Things are less encouraging in the year of A GOOD FATHER (1980).Edna has left, before suffering an alcohol-befuddled death in a house fire. Sid, often lonely and depressed, has stopped work to devote himself to the children.
Nine years later he looks old for 63, wasted by diabetes and thyroid trouble, but he retains his equitable temperament despite all. He is much visited by his five daughters, three of them single mothers, and five grandchildren. He worries most about his only son, soon to go to prison for car theft. The sympathetic Gifford never presses for pace, either in shooting or editing. The result is quiet and intimate, a realistic chronicle of a man who deserves better than he receives."
BRISTOL & the SID films.
I worked a lot as cameraman for good directors, but with hindsight I would say I was happiest making my own films and probably most sure of what I was doing.
I think I was lucky to be in Bristol from the age of four – later I would always be in the working docks, with a freedom you wouldn’t see today. I could go out all day on a 1902 steam tug, eventually work for a year in a Bristol woodyard and generally savour the unique feel of the city. It was all very visual in a dilapidated sort of way – Victorian docks, the feeder Canal, tramp steamers, railway shunting yards, old swing bridges.
So I knew Bristol quite well when I returned to film SID’S FAMILY in the Montpelier district and the two other films about his family. I also. made a very early film THE CONGOLEAN CHEESE in a Hotwells woodyard,,& some years later, THE PEARL about a Bristol sand dredger.
For my own films I often had – quite illegally in those days - a very small crew, probably just a sound recordist. You were very reliant on their sympathy with the subject, my approach, and the ability to film at once if things became interesting. We might be present for two or three hours in a day. Some days you would get almost nothing. Suddenly it would go well and you'd get a lot. The main thing was they didn't get tired of your presence, and you didn’t take over their lives..

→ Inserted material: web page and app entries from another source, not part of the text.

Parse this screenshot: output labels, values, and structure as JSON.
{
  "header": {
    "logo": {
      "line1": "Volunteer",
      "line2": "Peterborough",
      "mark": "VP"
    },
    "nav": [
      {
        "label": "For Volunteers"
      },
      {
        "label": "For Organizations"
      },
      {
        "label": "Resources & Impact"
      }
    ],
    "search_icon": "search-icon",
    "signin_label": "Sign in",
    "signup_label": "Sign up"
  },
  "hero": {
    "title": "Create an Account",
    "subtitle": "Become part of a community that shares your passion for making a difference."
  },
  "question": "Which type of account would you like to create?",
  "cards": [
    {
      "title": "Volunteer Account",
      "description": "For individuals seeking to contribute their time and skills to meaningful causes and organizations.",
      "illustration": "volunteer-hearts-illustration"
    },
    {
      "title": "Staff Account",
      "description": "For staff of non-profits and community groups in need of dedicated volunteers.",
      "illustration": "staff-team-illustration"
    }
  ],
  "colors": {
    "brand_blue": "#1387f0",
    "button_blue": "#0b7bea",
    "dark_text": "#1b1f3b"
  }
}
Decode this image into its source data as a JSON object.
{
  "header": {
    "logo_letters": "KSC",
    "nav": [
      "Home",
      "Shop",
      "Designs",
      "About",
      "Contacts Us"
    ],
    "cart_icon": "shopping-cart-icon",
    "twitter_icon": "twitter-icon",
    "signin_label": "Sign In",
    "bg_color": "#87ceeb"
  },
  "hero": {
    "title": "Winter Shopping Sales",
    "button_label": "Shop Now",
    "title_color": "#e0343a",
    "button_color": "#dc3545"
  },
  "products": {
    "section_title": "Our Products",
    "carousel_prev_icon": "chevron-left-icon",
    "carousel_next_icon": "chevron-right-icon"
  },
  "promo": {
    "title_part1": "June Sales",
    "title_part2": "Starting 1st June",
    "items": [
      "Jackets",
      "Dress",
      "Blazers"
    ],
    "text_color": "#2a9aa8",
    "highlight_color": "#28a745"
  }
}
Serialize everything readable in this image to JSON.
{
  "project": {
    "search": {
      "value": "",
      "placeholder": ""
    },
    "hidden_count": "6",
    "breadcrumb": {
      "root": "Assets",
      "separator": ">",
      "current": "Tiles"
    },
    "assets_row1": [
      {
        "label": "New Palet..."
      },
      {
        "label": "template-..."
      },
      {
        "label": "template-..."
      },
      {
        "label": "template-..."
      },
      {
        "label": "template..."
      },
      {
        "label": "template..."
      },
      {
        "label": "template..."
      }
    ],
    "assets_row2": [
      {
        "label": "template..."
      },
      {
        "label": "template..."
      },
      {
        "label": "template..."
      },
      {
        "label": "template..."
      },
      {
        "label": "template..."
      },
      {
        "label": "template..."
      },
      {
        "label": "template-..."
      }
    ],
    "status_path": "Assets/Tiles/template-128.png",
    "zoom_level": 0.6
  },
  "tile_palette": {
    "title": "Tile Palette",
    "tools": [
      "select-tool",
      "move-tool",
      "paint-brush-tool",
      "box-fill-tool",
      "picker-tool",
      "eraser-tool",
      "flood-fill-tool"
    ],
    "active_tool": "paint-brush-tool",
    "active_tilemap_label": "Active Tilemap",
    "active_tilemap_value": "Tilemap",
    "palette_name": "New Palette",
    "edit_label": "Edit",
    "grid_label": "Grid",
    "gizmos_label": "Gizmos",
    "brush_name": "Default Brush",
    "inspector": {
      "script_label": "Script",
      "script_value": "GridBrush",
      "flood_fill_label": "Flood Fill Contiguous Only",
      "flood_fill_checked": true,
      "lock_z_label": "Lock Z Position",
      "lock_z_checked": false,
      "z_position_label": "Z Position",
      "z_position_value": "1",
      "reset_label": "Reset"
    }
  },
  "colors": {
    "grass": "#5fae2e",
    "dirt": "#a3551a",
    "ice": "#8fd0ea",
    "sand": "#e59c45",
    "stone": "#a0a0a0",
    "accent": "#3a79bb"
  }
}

In the first film SID’S FAMILY an old bloke arrives one evening and they have a good laugh about not kissing some woman. I was surprised we got that. Our presence wasn’t a difficulty. Bruce White –who went on to do many features - was the sound recordist. Margaret Dickinson edited. The Rowntree Trust funded the film. Peter Rann sound dubbed this and nearly all my films.
We filmed during the Three Day Week electricity cuts, had minimal lighting (prelit),when available using a shilling in the slot electricity meter. The camera was my ARRIFLEX 16mm BL, which was quite a heavy and bulky camera.
On A GOOD FATHER I think we left for three days as Sid was unwell. We had a two or three week period in Bristol for each film and would leave earlier if I felt we had got the material. I think that the films turned out much as I had imagined, just being with them without pushing. And it all quietly unfolds.
By this time, I had bought a French AATON 16mm camera, very light and mobile, Kodak film stock had much improved. Derek Williams did Sound on the last two Sid films. Johnny Furse – who got me the ICA showings – and later made the marvellous feature film Blind Flight, was loader. Greg Harris edited.
I paid for this film myself from my conventional camerawork.
In the last film SID’S CHILDREN Sid really wanted to talk to us. It was commissioned for Channel Four’s True Stories by John Willis. Trevor Williamson edited. All these three films had well over a million viewers for each transmission by CH4 late in the evening.
Clive Noakes – a most sympathetic and skilled colourist – graded many of my films. Along with Nigel Horn at i-dailies (now Kodak) they recently transferred quite a few of the films with great care & patience for the BFI Archive.
The Sid Trilogy: Three films by Nick Gifford documenting the life of Sid, a West Indian immigrant living in the city of Bristol. The series was shot at intervals of 8 years and was shown on a UK television channel, earning high praise from critics.